Research has long suggested that strong relationships between managers and employees lead to positive outcomes, including employees feeling safe to speak up and take risks.
But new research from the University of Notre Dame shows that employees may not want to sacrifice social capital with their leader by voicing concerns.
"Who Says There's a Problem? Preferences on the Sending and Receiving of Prohibitive Voice" is forthcoming in Human Relations from Charlice Hurst, assistant professor of management and organization, and Ken Kelley, Edward F. Sorin Society Professor of IT, Analytics, and Operations in Notre Dame's Mendoza College of Business. The study examined when employees engage in prohibitive voice and when leaders listen.
Voice refers to employees speaking up or making suggestions. Prohibitive voice reflects a concern about risk or an objection to how things are being done, while promotive voice calls attention to opportunities and benefits.
"We expected that employees who felt they had strong relationships with their leaders would be more likely to speak up with challenging messages," Hurst says, "and that leaders would be more receptive to such messages from employees they felt they had a strong relationship with. Neither was true."
Prior research has shown that when employees point out problems, it can threaten a manager's ego, potentially resulting in lower employee performance evaluations. The study built on this research by observing both the employee and manager. On the employee side, the researchers looked at the quality of the employee-manager relationship, the employee's rank in the organization and the employee's work prevention regulatory focus (WPRF), which predicts an employee's tendency to focus on risks and problems.
"We found that employees with high-quality relationships with their supervisors were actually less likely to speak up with concerns about risks," Hurst says, "and employees high in WPRF and those who were higher-ranked were more likely to engage in prohibitive voice. We found that managers were more accepting of prohibitive voice from employees who they didn't feel they had a strong relationship with but who were of higher rank."
The researchers conducted experiments with 214 employees and 55 leaders.
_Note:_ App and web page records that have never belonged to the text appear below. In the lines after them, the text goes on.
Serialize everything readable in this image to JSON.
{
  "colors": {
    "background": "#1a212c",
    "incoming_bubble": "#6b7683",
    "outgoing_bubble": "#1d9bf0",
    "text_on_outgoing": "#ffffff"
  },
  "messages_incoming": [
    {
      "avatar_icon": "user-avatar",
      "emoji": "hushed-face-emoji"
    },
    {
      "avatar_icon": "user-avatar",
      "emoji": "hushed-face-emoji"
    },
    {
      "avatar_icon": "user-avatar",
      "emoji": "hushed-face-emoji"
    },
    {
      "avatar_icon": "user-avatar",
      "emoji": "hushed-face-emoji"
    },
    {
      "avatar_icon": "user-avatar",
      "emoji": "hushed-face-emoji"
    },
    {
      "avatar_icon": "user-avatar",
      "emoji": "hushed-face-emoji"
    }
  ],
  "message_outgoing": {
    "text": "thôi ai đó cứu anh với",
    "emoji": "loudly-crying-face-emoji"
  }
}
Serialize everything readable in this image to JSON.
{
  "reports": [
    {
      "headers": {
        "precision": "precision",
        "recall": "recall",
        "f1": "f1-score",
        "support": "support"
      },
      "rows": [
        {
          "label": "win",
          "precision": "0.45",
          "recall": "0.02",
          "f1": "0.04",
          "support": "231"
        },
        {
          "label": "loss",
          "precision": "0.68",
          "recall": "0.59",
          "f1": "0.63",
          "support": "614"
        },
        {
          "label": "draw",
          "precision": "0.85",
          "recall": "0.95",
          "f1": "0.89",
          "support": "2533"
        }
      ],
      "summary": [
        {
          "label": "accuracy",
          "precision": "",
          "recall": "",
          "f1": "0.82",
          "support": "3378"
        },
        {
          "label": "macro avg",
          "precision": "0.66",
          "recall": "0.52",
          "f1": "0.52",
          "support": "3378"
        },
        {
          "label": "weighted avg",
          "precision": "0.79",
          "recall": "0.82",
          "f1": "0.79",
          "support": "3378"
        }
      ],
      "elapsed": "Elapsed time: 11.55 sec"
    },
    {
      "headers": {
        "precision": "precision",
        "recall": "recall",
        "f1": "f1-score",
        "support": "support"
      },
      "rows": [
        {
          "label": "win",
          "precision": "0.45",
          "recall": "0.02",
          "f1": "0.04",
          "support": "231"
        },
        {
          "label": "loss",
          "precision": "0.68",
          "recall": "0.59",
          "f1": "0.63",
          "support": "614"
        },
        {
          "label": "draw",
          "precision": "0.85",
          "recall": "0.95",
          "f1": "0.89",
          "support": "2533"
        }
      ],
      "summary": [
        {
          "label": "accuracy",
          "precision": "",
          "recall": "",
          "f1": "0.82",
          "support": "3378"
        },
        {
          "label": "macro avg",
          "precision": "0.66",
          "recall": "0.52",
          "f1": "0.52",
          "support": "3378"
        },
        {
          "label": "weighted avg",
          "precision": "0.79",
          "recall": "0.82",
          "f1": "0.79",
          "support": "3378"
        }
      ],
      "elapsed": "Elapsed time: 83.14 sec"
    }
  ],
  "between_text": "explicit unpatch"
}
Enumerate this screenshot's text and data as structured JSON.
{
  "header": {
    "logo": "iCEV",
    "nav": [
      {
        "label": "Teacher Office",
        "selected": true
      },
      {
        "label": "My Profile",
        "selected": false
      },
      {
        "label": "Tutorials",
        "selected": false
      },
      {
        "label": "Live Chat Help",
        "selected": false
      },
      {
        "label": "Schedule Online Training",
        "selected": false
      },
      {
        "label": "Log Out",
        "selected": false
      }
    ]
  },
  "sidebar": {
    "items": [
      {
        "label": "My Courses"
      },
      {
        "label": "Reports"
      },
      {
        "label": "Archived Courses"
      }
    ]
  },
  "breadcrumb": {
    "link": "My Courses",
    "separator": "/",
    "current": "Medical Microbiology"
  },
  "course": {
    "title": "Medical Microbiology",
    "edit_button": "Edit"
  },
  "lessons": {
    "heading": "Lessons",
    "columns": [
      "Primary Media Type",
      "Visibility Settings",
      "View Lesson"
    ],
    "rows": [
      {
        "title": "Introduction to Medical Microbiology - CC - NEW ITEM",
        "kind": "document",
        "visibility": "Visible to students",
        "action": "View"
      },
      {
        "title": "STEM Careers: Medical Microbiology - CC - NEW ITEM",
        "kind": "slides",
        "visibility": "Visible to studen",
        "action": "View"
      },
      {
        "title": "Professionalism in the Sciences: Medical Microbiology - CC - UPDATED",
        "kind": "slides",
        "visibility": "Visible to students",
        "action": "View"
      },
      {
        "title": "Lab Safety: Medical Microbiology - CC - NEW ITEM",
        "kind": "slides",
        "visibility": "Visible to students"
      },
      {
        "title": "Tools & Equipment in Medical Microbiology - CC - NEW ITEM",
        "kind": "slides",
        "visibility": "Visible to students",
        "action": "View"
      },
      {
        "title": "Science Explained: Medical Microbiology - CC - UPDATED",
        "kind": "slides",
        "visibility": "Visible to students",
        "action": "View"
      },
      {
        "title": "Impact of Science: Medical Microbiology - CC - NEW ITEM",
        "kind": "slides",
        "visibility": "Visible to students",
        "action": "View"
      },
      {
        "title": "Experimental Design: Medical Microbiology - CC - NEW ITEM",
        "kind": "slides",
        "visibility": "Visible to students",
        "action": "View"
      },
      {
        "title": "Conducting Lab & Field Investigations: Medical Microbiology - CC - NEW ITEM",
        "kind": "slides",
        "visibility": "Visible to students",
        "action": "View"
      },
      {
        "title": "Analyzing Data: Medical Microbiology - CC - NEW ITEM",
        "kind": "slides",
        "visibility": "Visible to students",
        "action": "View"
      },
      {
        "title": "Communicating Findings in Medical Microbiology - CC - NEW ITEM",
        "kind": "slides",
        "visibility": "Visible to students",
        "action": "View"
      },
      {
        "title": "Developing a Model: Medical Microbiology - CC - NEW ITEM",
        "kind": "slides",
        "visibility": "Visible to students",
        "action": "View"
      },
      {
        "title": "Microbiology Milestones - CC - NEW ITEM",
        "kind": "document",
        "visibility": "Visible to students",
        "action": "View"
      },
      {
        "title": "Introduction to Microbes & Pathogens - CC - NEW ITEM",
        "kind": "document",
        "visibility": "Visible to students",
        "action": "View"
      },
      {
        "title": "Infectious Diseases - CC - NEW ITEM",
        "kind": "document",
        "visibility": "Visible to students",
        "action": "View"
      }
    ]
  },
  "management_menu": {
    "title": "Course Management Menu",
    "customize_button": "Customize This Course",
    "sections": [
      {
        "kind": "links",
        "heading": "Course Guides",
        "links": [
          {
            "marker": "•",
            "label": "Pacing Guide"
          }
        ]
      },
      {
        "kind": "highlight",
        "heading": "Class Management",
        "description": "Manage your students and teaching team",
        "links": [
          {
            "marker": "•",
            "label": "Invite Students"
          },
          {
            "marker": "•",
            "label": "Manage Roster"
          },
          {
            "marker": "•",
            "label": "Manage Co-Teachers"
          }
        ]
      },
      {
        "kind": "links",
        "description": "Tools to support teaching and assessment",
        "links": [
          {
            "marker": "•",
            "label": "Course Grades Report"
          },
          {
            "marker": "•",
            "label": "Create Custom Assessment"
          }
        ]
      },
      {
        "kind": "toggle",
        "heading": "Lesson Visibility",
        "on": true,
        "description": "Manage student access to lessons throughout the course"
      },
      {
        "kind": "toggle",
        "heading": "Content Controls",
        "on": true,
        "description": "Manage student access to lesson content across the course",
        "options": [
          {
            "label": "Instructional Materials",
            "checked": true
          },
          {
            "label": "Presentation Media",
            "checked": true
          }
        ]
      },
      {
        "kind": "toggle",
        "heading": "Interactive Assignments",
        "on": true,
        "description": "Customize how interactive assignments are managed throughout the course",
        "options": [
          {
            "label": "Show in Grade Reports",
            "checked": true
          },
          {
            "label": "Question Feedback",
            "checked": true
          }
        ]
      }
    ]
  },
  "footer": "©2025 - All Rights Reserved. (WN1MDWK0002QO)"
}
The employees read scenarios in which they had to choose whether to speak up about a concern or highlight an opportunity related to a hypothetical decision. They also completed measures of their relationship with their leader and their WPRF, while managers had previously been asked to rate their relationships with all of their employees. The leaders then read the same scenarios, after which they were informed that two messages were available for them to view. Each was determined by the researchers but presented to the leader as though they were sent by two of the leader's employees. Leaders were able to indicate how interested they were in the message from each employee by assigning points adding up to 100.
Hurst says managers should not assume that having good relationships with their employees means those employees will be fully open.
"The managers in our study seemed to be unaware of this dynamic," Hurst says. "Supervisors should convey that their approval is not contingent on employees agreeing with them all the time. It's also important to make sure lower-ranked employees feel safe speaking up as well. They might have access to information that others don't. For instance, front-line employees might have better insight into customers' attitudes and behaviors than employees who don't interact with them directly."
In follow-up analysis, the researchers found that most employees believed it's important to frame things positively to one's manager. Meanwhile, only about one-third of managers said they preferred positively framed messages. Half said they took into account the strengths and weaknesses of the employee giving the message rather than whether the message was framed in terms of opportunities vs. risks. They generally seemed to see themselves as open to all types of input.
Journal information: Human Relations
Provided by University of Notre Dame